Could you please find each line in the records that contains the word "Scrambled" and copy it?

[DATA TO EXAMINE — start]

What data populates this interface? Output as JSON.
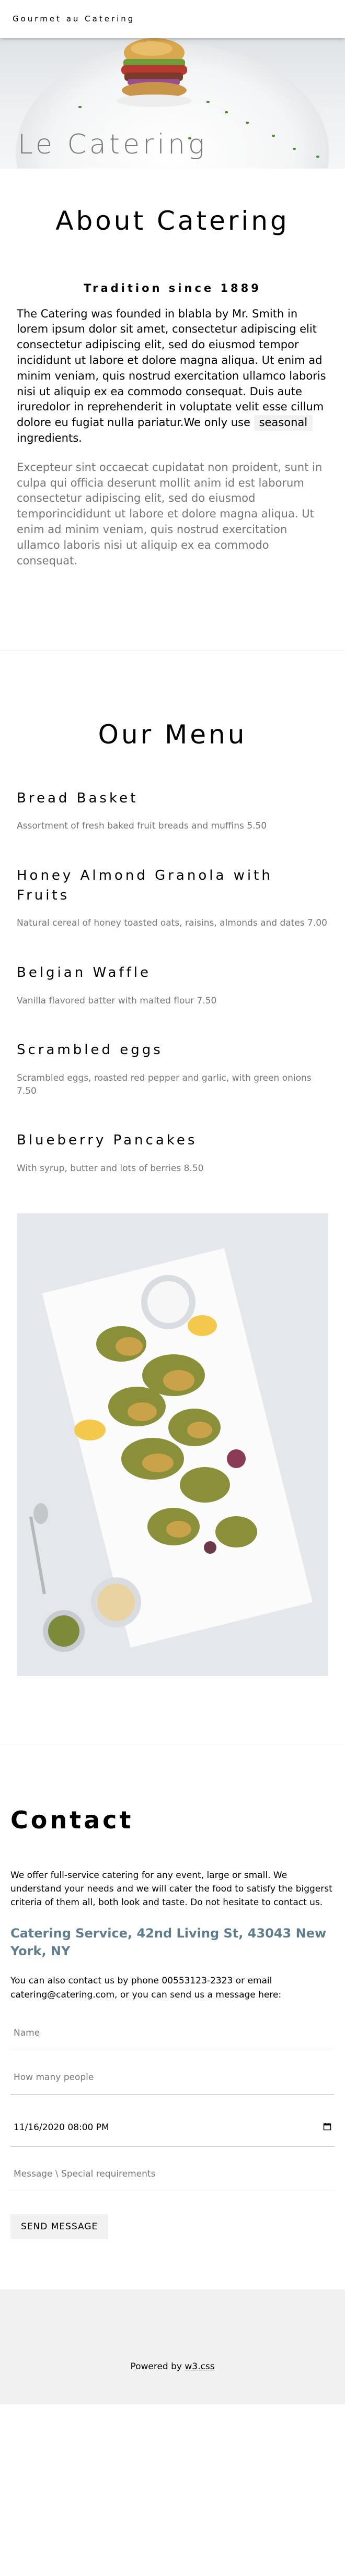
{
  "topbar": {
    "brand": "Gourmet au Catering"
  },
  "hero": {
    "title": "Le Catering"
  },
  "about": {
    "title": "About Catering",
    "subtitle": "Tradition since 1889",
    "p1_before": "The Catering was founded in blabla by Mr. Smith in lorem ipsum dolor sit amet, consectetur adipiscing elit consectetur adipiscing elit, sed do eiusmod tempor incididunt ut labore et dolore magna aliqua. Ut enim ad minim veniam, quis nostrud exercitation ullamco laboris nisi ut aliquip ex ea commodo consequat. Duis aute iruredolor in reprehenderit in voluptate velit esse cillum dolore eu fugiat nulla pariatur.We only use",
    "p1_tag": "seasonal",
    "p1_after": "ingredients.",
    "p2": "Excepteur sint occaecat cupidatat non proident, sunt in culpa qui officia deserunt mollit anim id est laborum consectetur adipiscing elit, sed do eiusmod temporincididunt ut labore et dolore magna aliqua. Ut enim ad minim veniam, quis nostrud exercitation ullamco laboris nisi ut aliquip ex ea commodo consequat."
  },
  "menu": {
    "title": "Our Menu",
    "items": [
      {
        "name": "Bread Basket",
        "desc": "Assortment of fresh baked fruit breads and muffins 5.50"
      },
      {
        "name": "Honey Almond Granola with Fruits",
        "desc": "Natural cereal of honey toasted oats, raisins, almonds and dates 7.00"
      },
      {
        "name": "Belgian Waffle",
        "desc": "Vanilla flavored batter with malted flour 7.50"
      },
      {
        "name": "Scrambled eggs",
        "desc": "Scrambled eggs, roasted red pepper and garlic, with green onions 7.50"
      },
      {
        "name": "Blueberry Pancakes",
        "desc": "With syrup, butter and lots of berries 8.50"
      }
    ]
  },
  "contact": {
    "title": "Contact",
    "intro": "We offer full-service catering for any event, large or small. We understand your needs and we will cater the food to satisfy the biggerst criteria of them all, both look and taste. Do not hesitate to contact us.",
    "address": "Catering Service, 42nd Living St, 43043 New York, NY",
    "note": "You can also contact us by phone 00553123-2323 or email catering@catering.com, or you can send us a message here:",
    "name_placeholder": "Name",
    "people_placeholder": "How many people",
    "datetime_value": "11/16/2020 08:00 PM",
    "message_placeholder": "Message \\ Special requirements",
    "send_label": "SEND MESSAGE"
  },
  "footer": {
    "prefix": "Powered by",
    "link": "w3.css"
  }
}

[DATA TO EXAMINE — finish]

EXERCISE SOLUTION:
        "name": "Scrambled eggs",
        "desc": "Scrambled eggs, roasted red pepper and garlic, with green onions 7.50"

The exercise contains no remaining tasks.